The permanent results of deficiencies in contact with various opportunities isn’t exclusive to girls.
For a number of the males in Detroit’s Yemeni community, their plan after senior high school is not about passion, but instant earnings.
“I think guys are simply as restricted. They’re even more limited,“ Yahya says in some regard. „These are generally forced to the office, become breadwinners and manage their household.”
For many guys, it will make more feeling to work in a gas that is family-owned or celebration shop rather than head to university. Some relocate to states down south for the reason that is same.
Sayar claims numerous boys earn sufficient to purchase university, particularly if they truly are happy to attend part-time and just take just a little longer to graduate. However the extended hours they place it at household organizations, as well as the force to guide their loved ones at an age that is young are significant hurdles.
„for the majority of,“ she states, „it becomes their life.”
It really is a never-ending cycle. But no one’s actually dealing with it.
Lots of people not in the community aren’t also mindful just exactly how common the trend of teenage wedding is. Community users whom notice as a challenge will not hold jobs of authority — and they’re combatting academic and realities that are economic well as tradition.
Adeeb Mozip, a training researcher, Director of company Affairs at WSU Law and Vice President associated with the nationwide Board for the United states Association of Yemeni pupils and specialists, believes that Yemeni-Americans have actually exposed by themselves to abuse that is“structural schools” for their find it difficult to absorb, and simply because they’re “not prepared to speak out against it.“
“Education plays a main part in shaping the student’s perspective on wedding and their prospective. Class systems are likely involved in developing that learning student, since education is meant to do something as an equalizer,” Mozip says. “It must be able to create the relevant skills required for students in order to visit university, and make professions.

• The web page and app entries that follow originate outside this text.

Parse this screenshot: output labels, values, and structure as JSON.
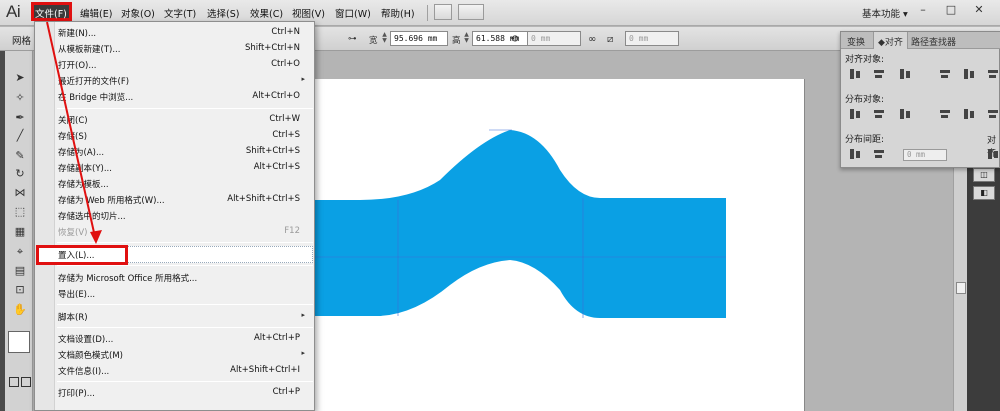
{
  "app": {
    "logo": "Ai"
  },
  "menubar": {
    "file": "文件(F)",
    "items": [
      "编辑(E)",
      "对象(O)",
      "文字(T)",
      "选择(S)",
      "效果(C)",
      "视图(V)",
      "窗口(W)",
      "帮助(H)"
    ],
    "workspace": "基本功能",
    "workspace_caret": "▾",
    "window_buttons": [
      "–",
      "□",
      "✕"
    ]
  },
  "controlbar": {
    "left_label": "网格",
    "width_label": "宽",
    "width_value": "95.696 mm",
    "height_label": "高",
    "height_value": "61.588 mm",
    "field3": "0 mm",
    "field4": "0 mm"
  },
  "file_menu": {
    "items": [
      {
        "label": "新建(N)...",
        "shortcut": "Ctrl+N"
      },
      {
        "label": "从模板新建(T)...",
        "shortcut": "Shift+Ctrl+N"
      },
      {
        "label": "打开(O)...",
        "shortcut": "Ctrl+O"
      },
      {
        "label": "最近打开的文件(F)",
        "shortcut": "",
        "submenu": "▸"
      },
      {
        "label": "在 Bridge 中浏览...",
        "shortcut": "Alt+Ctrl+O"
      },
      {
        "label": "关闭(C)",
        "shortcut": "Ctrl+W"
      },
      {
        "label": "存储(S)",
        "shortcut": "Ctrl+S"
      },
      {
        "label": "存储为(A)...",
        "shortcut": "Shift+Ctrl+S"
      },
      {
        "label": "存储副本(Y)...",
        "shortcut": "Alt+Ctrl+S"
      },
      {
        "label": "存储为模板...",
        "shortcut": ""
      },
      {
        "label": "存储为 Web 所用格式(W)...",
        "shortcut": "Alt+Shift+Ctrl+S"
      },
      {
        "label": "存储选中的切片...",
        "shortcut": ""
      },
      {
        "label": "恢复(V)",
        "shortcut": "F12",
        "disabled": true
      },
      {
        "label": "置入(L)...",
        "shortcut": ""
      },
      {
        "label": "存储为 Microsoft Office 所用格式...",
        "shortcut": ""
      },
      {
        "label": "导出(E)...",
        "shortcut": ""
      },
      {
        "label": "脚本(R)",
        "shortcut": "",
        "submenu": "▸"
      },
      {
        "label": "文档设置(D)...",
        "shortcut": "Alt+Ctrl+P"
      },
      {
        "label": "文档颜色模式(M)",
        "shortcut": "",
        "submenu": "▸"
      },
      {
        "label": "文件信息(I)...",
        "shortcut": "Alt+Shift+Ctrl+I"
      },
      {
        "label": "打印(P)...",
        "shortcut": "Ctrl+P"
      }
    ]
  },
  "align_panel": {
    "tabs": [
      "变换",
      "对齐",
      "路径查找器"
    ],
    "section_align_objects": "对齐对象:",
    "section_distribute_objects": "分布对象:",
    "section_distribute_spacing": "分布间距:",
    "section_align_to": "对齐",
    "spacing_value": "0 mm"
  },
  "colors": {
    "shape_fill": "#0aa0e4",
    "highlight": "#e01010"
  }
}
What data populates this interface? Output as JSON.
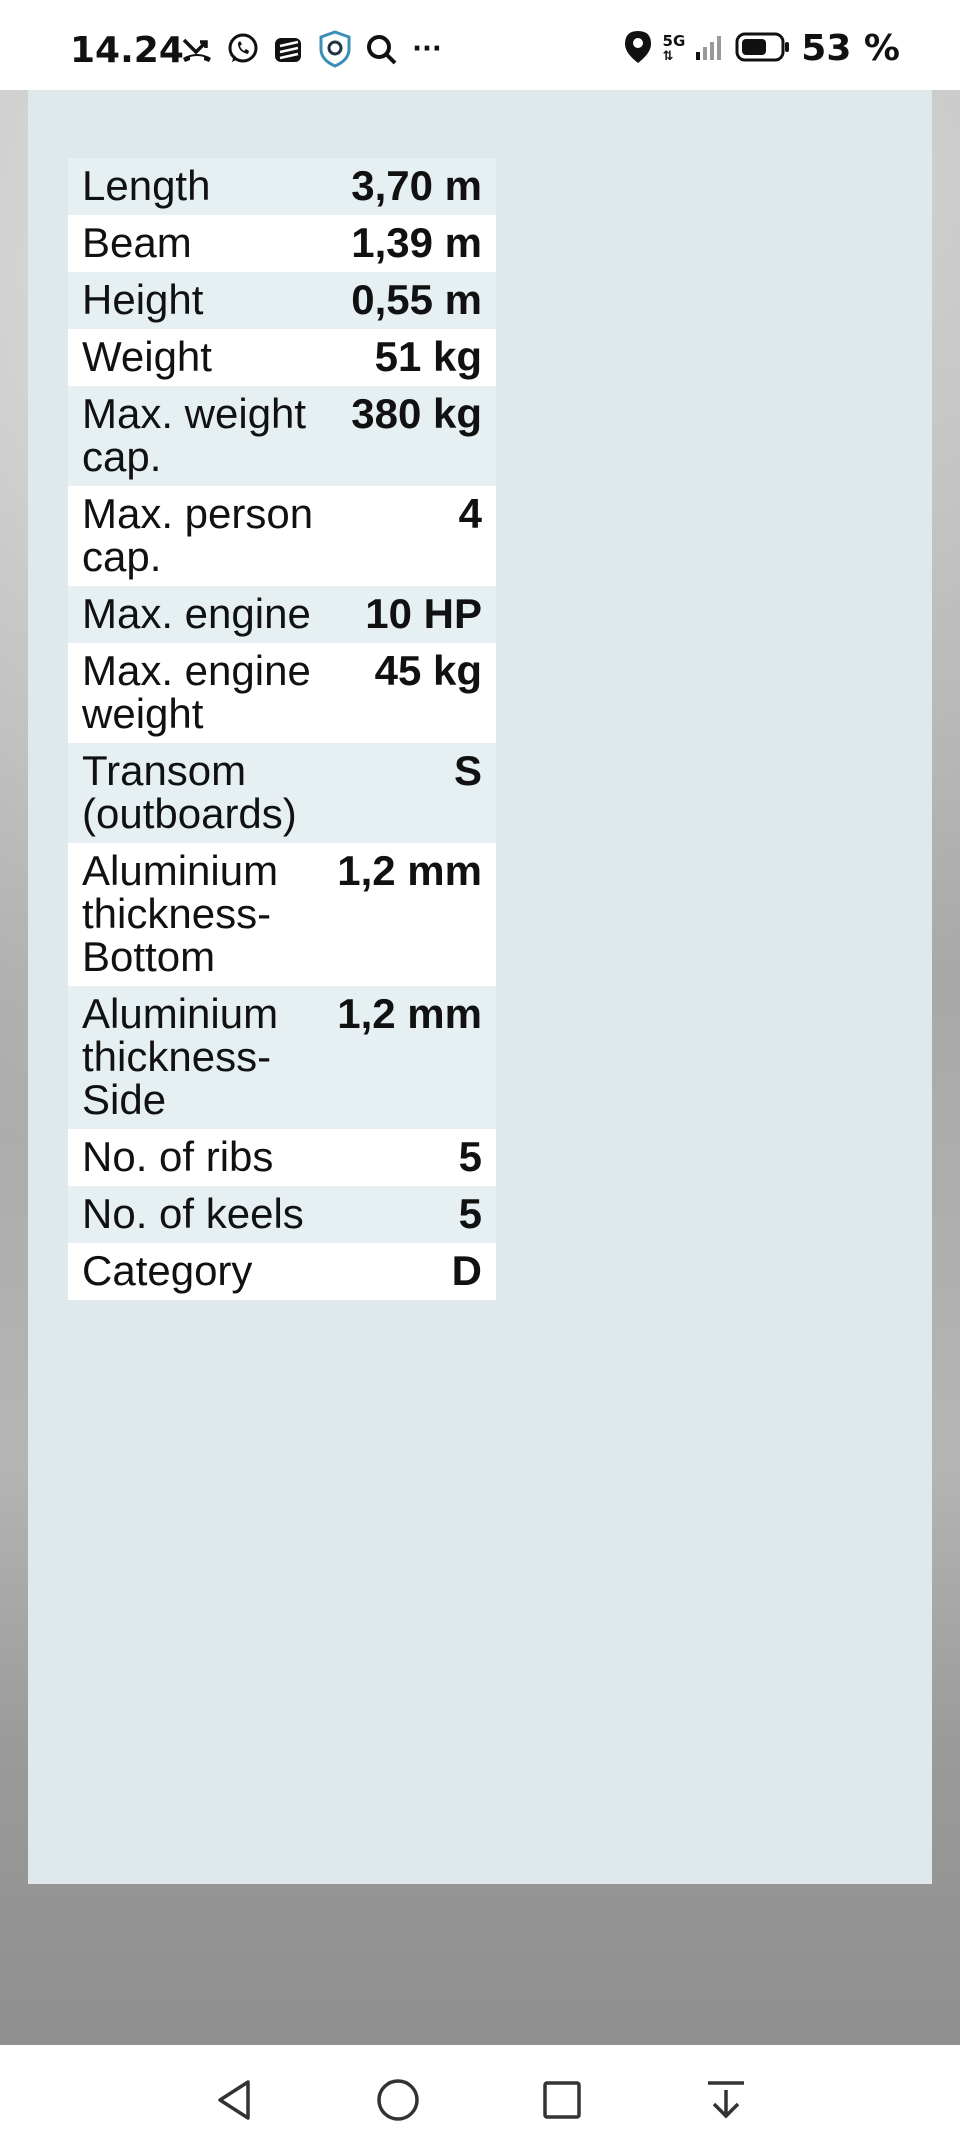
{
  "status_bar": {
    "time": "14.24",
    "more": "···",
    "network": "5G",
    "battery_pct": "53 %"
  },
  "specs": [
    {
      "label": "Length",
      "value": "3,70 m"
    },
    {
      "label": "Beam",
      "value": "1,39 m"
    },
    {
      "label": "Height",
      "value": "0,55 m"
    },
    {
      "label": "Weight",
      "value": "51 kg"
    },
    {
      "label": "Max. weight cap.",
      "value": "380 kg"
    },
    {
      "label": "Max. person cap.",
      "value": "4"
    },
    {
      "label": "Max. engine",
      "value": "10 HP"
    },
    {
      "label": "Max. engine weight",
      "value": "45 kg"
    },
    {
      "label": "Transom (outboards)",
      "value": "S"
    },
    {
      "label": "Aluminium thickness-Bottom",
      "value": "1,2 mm"
    },
    {
      "label": "Aluminium thickness-Side",
      "value": "1,2 mm"
    },
    {
      "label": "No. of ribs",
      "value": "5"
    },
    {
      "label": "No. of keels",
      "value": "5"
    },
    {
      "label": "Category",
      "value": "D"
    }
  ],
  "colors": {
    "card_bg": "#dfe9ec",
    "row_alt": "#e6f0f3",
    "row_white": "#ffffff"
  }
}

“But in a lot of instances, it is the young adults whom don’t see university being an option that is achievable and simply stop trying and go on the next thing of the life. The Yemeni community takes these choices, making it simpler for the pupil to fall right straight right back on. The period continues, since these families stay static in the exact same areas, deliver their children towards the exact same schools, and absolutely nothing modifications. in in that way”
But marriage that is young tradition or perhaps not, is not unavoidable. „Have a look at Yemenis whom go on to more areas that are affluent whom went along to good high schools, and put on universities,“ Mozip claims. „they will have exactly the same tradition because the people in southwest, but they are able to get rid from that cycle. because they are offered better opportunities,”